* **INSTRUCTIONS TO FOLLOW**: Images stay out; everything else in the records is to be set down exactly.

* **TASK INPUTS**:
▬▬▬▬▬▬
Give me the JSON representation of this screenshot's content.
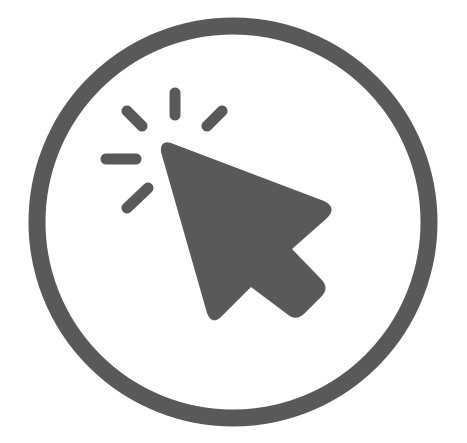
{
  "icon": {
    "name": "click-cursor-icon",
    "color": "#595959",
    "background": "#ffffff"
  }
}
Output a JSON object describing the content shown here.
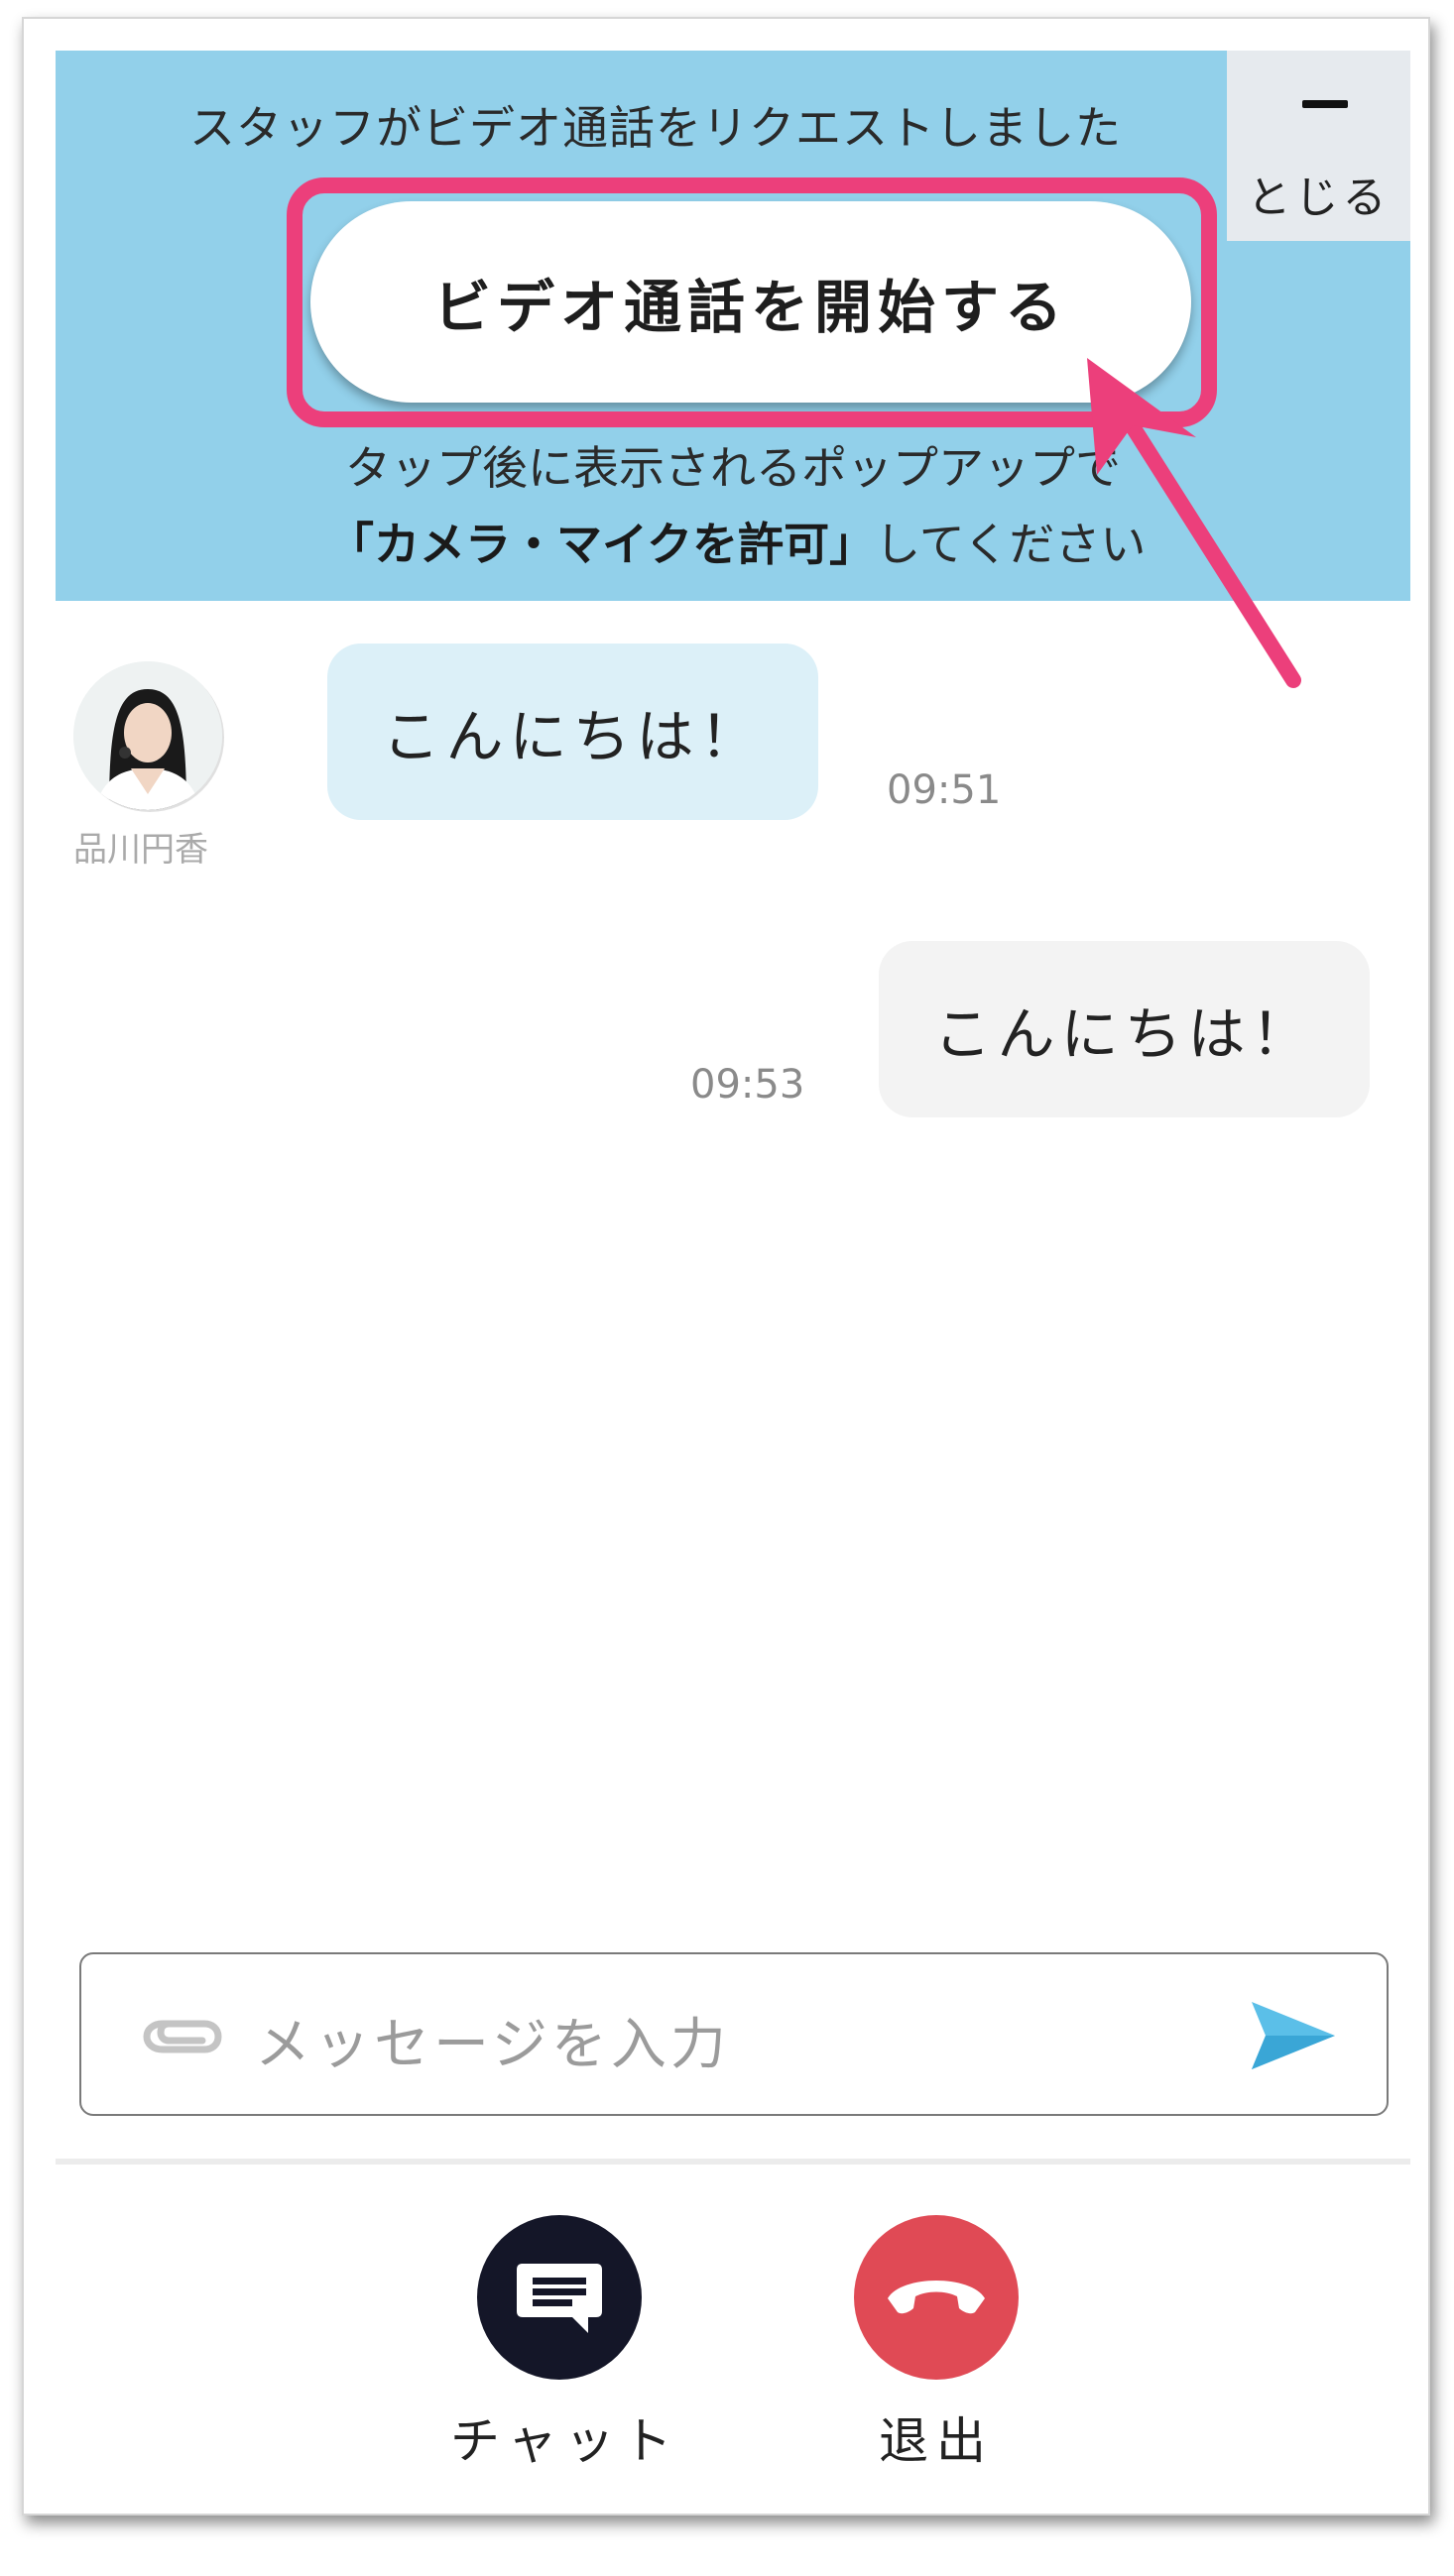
{
  "banner": {
    "title": "スタッフがビデオ通話をリクエストしました",
    "close_label": "とじる",
    "start_button": "ビデオ通話を開始する",
    "instruction_line1": "タップ後に表示されるポップアップで",
    "instruction_bold": "「カメラ・マイクを許可」",
    "instruction_rest": "してください"
  },
  "messages": {
    "incoming": {
      "sender": "品川円香",
      "text": "こんにちは！",
      "time": "09:51"
    },
    "outgoing": {
      "text": "こんにちは！",
      "time": "09:53"
    }
  },
  "composer": {
    "placeholder": "メッセージを入力",
    "attach_icon": "paperclip-icon",
    "send_icon": "send-icon"
  },
  "actions": {
    "chat_label": "チャット",
    "exit_label": "退出"
  },
  "colors": {
    "banner_bg": "#92d0ea",
    "highlight": "#ec3f7b",
    "incoming_bubble": "#dcf0f8",
    "outgoing_bubble": "#f3f3f3",
    "chat_button": "#141628",
    "exit_button": "#e04a55",
    "send": "#5bbfe8"
  }
}
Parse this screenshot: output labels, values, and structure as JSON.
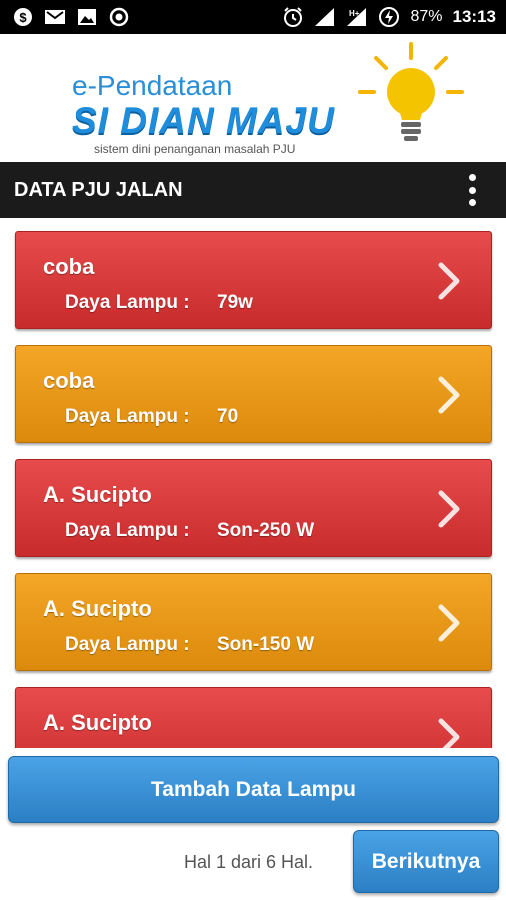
{
  "status_bar": {
    "left_icons": [
      "dollar-icon",
      "mail-icon",
      "image-icon",
      "record-icon"
    ],
    "right_icons": [
      "alarm-icon",
      "signal-icon",
      "network-h-icon",
      "battery-saver-icon"
    ],
    "battery": "87%",
    "time": "13:13"
  },
  "header": {
    "logo_line1": "e-Pendataan",
    "logo_line2": "SI DIAN MAJU",
    "logo_tagline": "sistem dini penanganan masalah PJU"
  },
  "toolbar": {
    "title": "DATA PJU JALAN",
    "menu_icon": "overflow-menu-icon"
  },
  "colors": {
    "card_red": "#d93a3a",
    "card_orange": "#ea9b1a",
    "button_blue": "#3a92d6",
    "toolbar": "#1b1b1b"
  },
  "items": [
    {
      "name": "coba",
      "label": "Daya Lampu :",
      "value": "79w",
      "color": "red"
    },
    {
      "name": "coba",
      "label": "Daya Lampu :",
      "value": "70",
      "color": "orange"
    },
    {
      "name": "A. Sucipto",
      "label": "Daya Lampu :",
      "value": "Son-250 W",
      "color": "red"
    },
    {
      "name": "A. Sucipto",
      "label": "Daya Lampu :",
      "value": "Son-150 W",
      "color": "orange"
    },
    {
      "name": "A. Sucipto",
      "label": "",
      "value": "",
      "color": "red"
    }
  ],
  "footer": {
    "add_button": "Tambah Data Lampu",
    "page_info": "Hal 1 dari 6 Hal.",
    "next_button": "Berikutnya"
  }
}
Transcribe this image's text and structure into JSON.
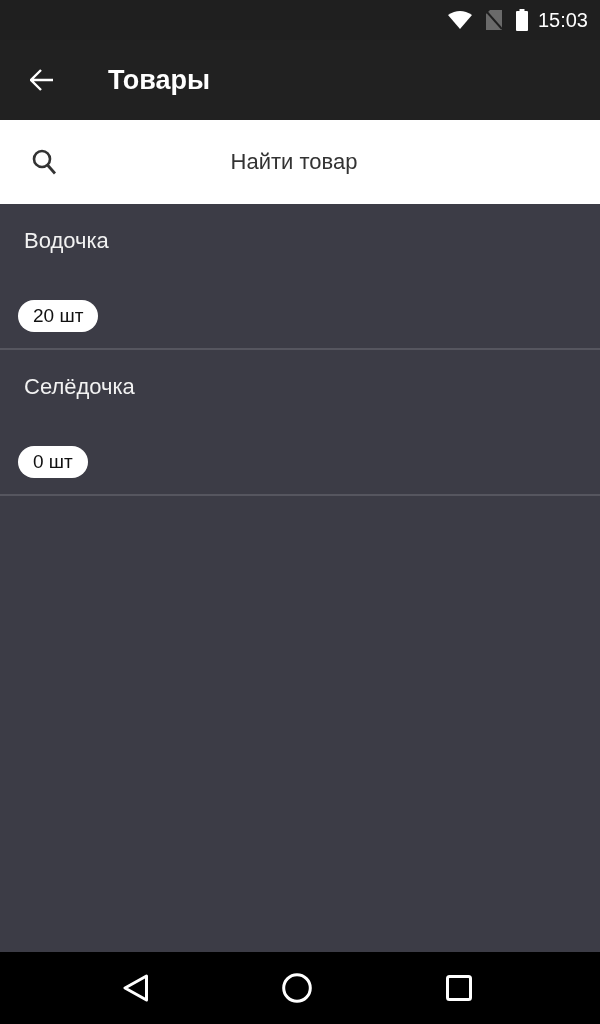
{
  "status_bar": {
    "time": "15:03"
  },
  "toolbar": {
    "title": "Товары"
  },
  "search": {
    "placeholder": "Найти товар"
  },
  "items": [
    {
      "name": "Водочка",
      "quantity": "20 шт"
    },
    {
      "name": "Селёдочка",
      "quantity": "0 шт"
    }
  ]
}
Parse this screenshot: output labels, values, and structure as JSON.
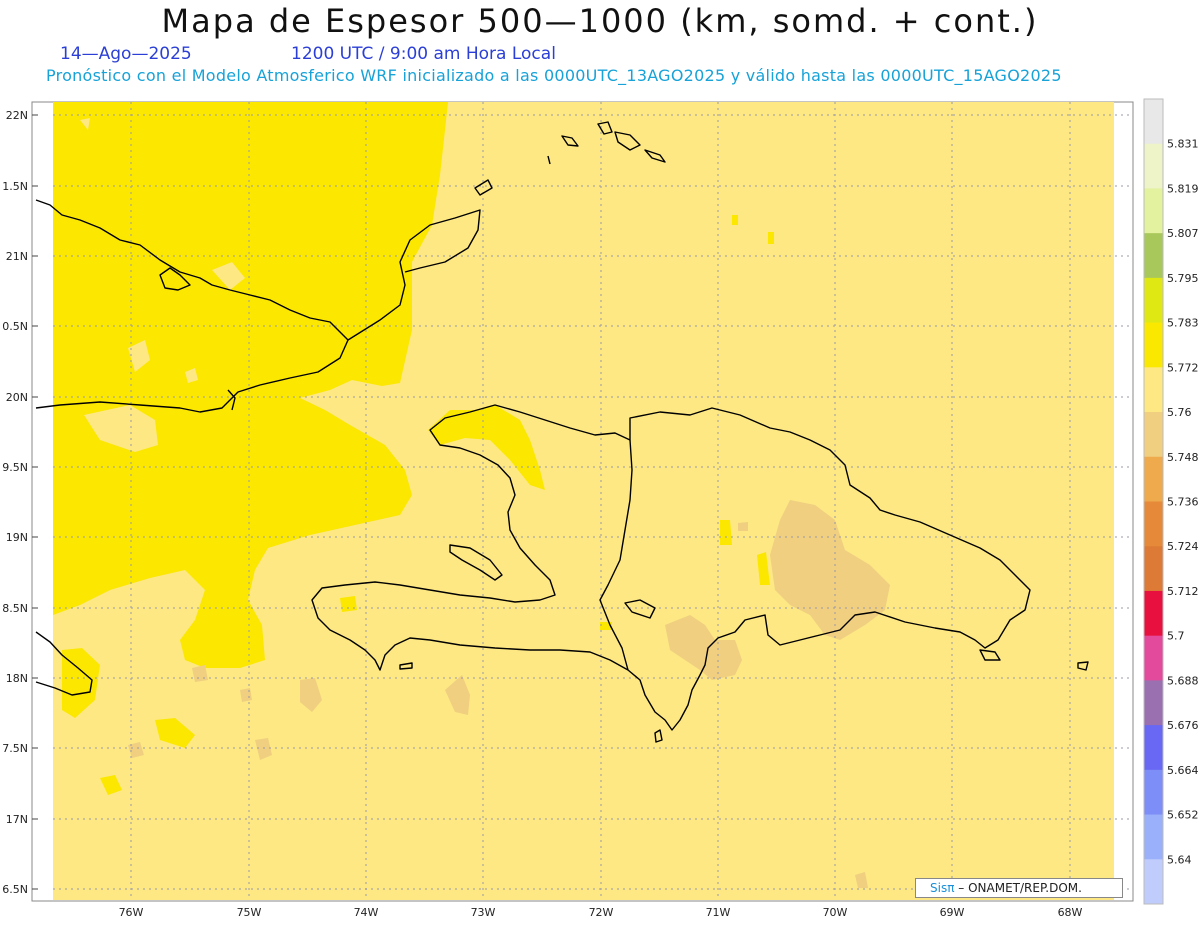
{
  "header": {
    "title": "Mapa de Espesor 500—1000 (km, somd. + cont.)",
    "date": "14—Ago—2025",
    "time": "1200 UTC / 9:00 am Hora Local",
    "forecast_note": "Pronóstico con el Modelo Atmosferico WRF inicializado a las 0000UTC_13AGO2025 y válido hasta las  0000UTC_15AGO2025"
  },
  "map": {
    "lat_labels": [
      "22N",
      "1.5N",
      "21N",
      "0.5N",
      "20N",
      "9.5N",
      "19N",
      "8.5N",
      "18N",
      "7.5N",
      "17N",
      "6.5N"
    ],
    "lon_labels": [
      "76W",
      "75W",
      "74W",
      "73W",
      "72W",
      "71W",
      "70W",
      "69W",
      "68W"
    ],
    "field_colors": {
      "dominant": "#fde884",
      "higher": "#fbe700",
      "lower": "#f0cf80",
      "coast": "#000000",
      "grid": "#9a9aa8"
    }
  },
  "colorbar": {
    "labels": [
      "5.831",
      "5.819",
      "5.807",
      "5.795",
      "5.783",
      "5.772",
      "5.76",
      "5.748",
      "5.736",
      "5.724",
      "5.712",
      "5.7",
      "5.688",
      "5.676",
      "5.664",
      "5.652",
      "5.64"
    ],
    "colors": [
      "#e8e8e8",
      "#eef3c8",
      "#e2f29e",
      "#a9c85c",
      "#e0e814",
      "#fbe800",
      "#fde884",
      "#f0cf80",
      "#eeaa4c",
      "#e68a3a",
      "#dd7a36",
      "#e8103e",
      "#e44a9c",
      "#9a70b0",
      "#6868f4",
      "#7e8ef8",
      "#9ab0fa",
      "#c0ccfc"
    ]
  },
  "credit": {
    "brand": "Sisπ",
    "text": "– ONAMET/REP.DOM."
  }
}
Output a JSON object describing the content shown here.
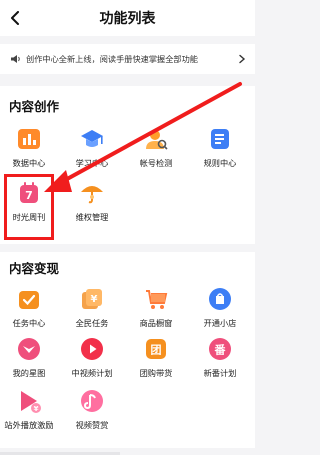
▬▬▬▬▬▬
* **COMPLETED TASK**:
Give me the JSON representation of this screenshot's content.
{
  "icon": {
    "name": "click-cursor-icon",
    "color": "#595959",
    "background": "#ffffff"
  }
}
Output a JSON object describing the content shown here.
{
  "banner": {
    "title": "スタッフがビデオ通話をリクエストしました",
    "close_label": "とじる",
    "start_button": "ビデオ通話を開始する",
    "instruction_line1": "タップ後に表示されるポップアップで",
    "instruction_bold": "「カメラ・マイクを許可」",
    "instruction_rest": "してください"
  },
  "messages": {
    "incoming": {
      "sender": "品川円香",
      "text": "こんにちは！",
      "time": "09:51"
    },
    "outgoing": {
      "text": "こんにちは！",
      "time": "09:53"
    }
  },
  "composer": {
    "placeholder": "メッセージを入力",
    "attach_icon": "paperclip-icon",
    "send_icon": "send-icon"
  },
  "actions": {
    "chat_label": "チャット",
    "exit_label": "退出"
  },
  "colors": {
    "banner_bg": "#92d0ea",
    "highlight": "#ec3f7b",
    "incoming_bubble": "#dcf0f8",
    "outgoing_bubble": "#f3f3f3",
    "chat_button": "#141628",
    "exit_button": "#e04a55",
    "send": "#5bbfe8"
  }
}
Parse this screenshot: output labels, values, and structure as JSON.
{
  "status_bar": {
    "left_icons": [
      "dollar-icon",
      "mail-icon",
      "image-icon",
      "record-icon"
    ],
    "right_icons": [
      "alarm-icon",
      "signal-icon",
      "network-h-icon",
      "battery-saver-icon"
    ],
    "battery": "87%",
    "time": "13:13"
  },
  "header": {
    "logo_line1": "e-Pendataan",
    "logo_line2": "SI DIAN MAJU",
    "logo_tagline": "sistem dini penanganan masalah PJU"
  },
  "toolbar": {
    "title": "DATA PJU JALAN",
    "menu_icon": "overflow-menu-icon"
  },
  "colors": {
    "card_red": "#d93a3a",
    "card_orange": "#ea9b1a",
    "button_blue": "#3a92d6",
    "toolbar": "#1b1b1b"
  },
  "items": [
    {
      "name": "coba",
      "label": "Daya Lampu :",
      "value": "79w",
      "color": "red"
    },
    {
      "name": "coba",
      "label": "Daya Lampu :",
      "value": "70",
      "color": "orange"
    },
    {
      "name": "A. Sucipto",
      "label": "Daya Lampu :",
      "value": "Son-250 W",
      "color": "red"
    },
    {
      "name": "A. Sucipto",
      "label": "Daya Lampu :",
      "value": "Son-150 W",
      "color": "orange"
    },
    {
      "name": "A. Sucipto",
      "label": "",
      "value": "",
      "color": "red"
    }
  ],
  "footer": {
    "add_button": "Tambah Data Lampu",
    "page_info": "Hal 1 dari 6 Hal.",
    "next_button": "Berikutnya"
  }
}
Transcribe this image's text and structure into JSON.
{
  "status_bar": {
    "time": "15:03"
  },
  "toolbar": {
    "title": "Товары"
  },
  "search": {
    "placeholder": "Найти товар"
  },
  "items": [
    {
      "name": "Водочка",
      "quantity": "20 шт"
    },
    {
      "name": "Селёдочка",
      "quantity": "0 шт"
    }
  ]
}
Parse this screenshot: output labels, values, and structure as JSON.
{
  "header": {
    "title": "Mapa de Espesor 500—1000 (km, somd. + cont.)",
    "date": "14—Ago—2025",
    "time": "1200 UTC / 9:00 am Hora Local",
    "forecast_note": "Pronóstico con el Modelo Atmosferico WRF inicializado a las 0000UTC_13AGO2025 y válido hasta las  0000UTC_15AGO2025"
  },
  "map": {
    "lat_labels": [
      "22N",
      "1.5N",
      "21N",
      "0.5N",
      "20N",
      "9.5N",
      "19N",
      "8.5N",
      "18N",
      "7.5N",
      "17N",
      "6.5N"
    ],
    "lon_labels": [
      "76W",
      "75W",
      "74W",
      "73W",
      "72W",
      "71W",
      "70W",
      "69W",
      "68W"
    ],
    "field_colors": {
      "dominant": "#fde884",
      "higher": "#fbe700",
      "lower": "#f0cf80",
      "coast": "#000000",
      "grid": "#9a9aa8"
    }
  },
  "colorbar": {
    "labels": [
      "5.831",
      "5.819",
      "5.807",
      "5.795",
      "5.783",
      "5.772",
      "5.76",
      "5.748",
      "5.736",
      "5.724",
      "5.712",
      "5.7",
      "5.688",
      "5.676",
      "5.664",
      "5.652",
      "5.64"
    ],
    "colors": [
      "#e8e8e8",
      "#eef3c8",
      "#e2f29e",
      "#a9c85c",
      "#e0e814",
      "#fbe800",
      "#fde884",
      "#f0cf80",
      "#eeaa4c",
      "#e68a3a",
      "#dd7a36",
      "#e8103e",
      "#e44a9c",
      "#9a70b0",
      "#6868f4",
      "#7e8ef8",
      "#9ab0fa",
      "#c0ccfc"
    ]
  },
  "credit": {
    "brand": "Sisπ",
    "text": "– ONAMET/REP.DOM."
  }
}
Output a JSON object describing the content shown here.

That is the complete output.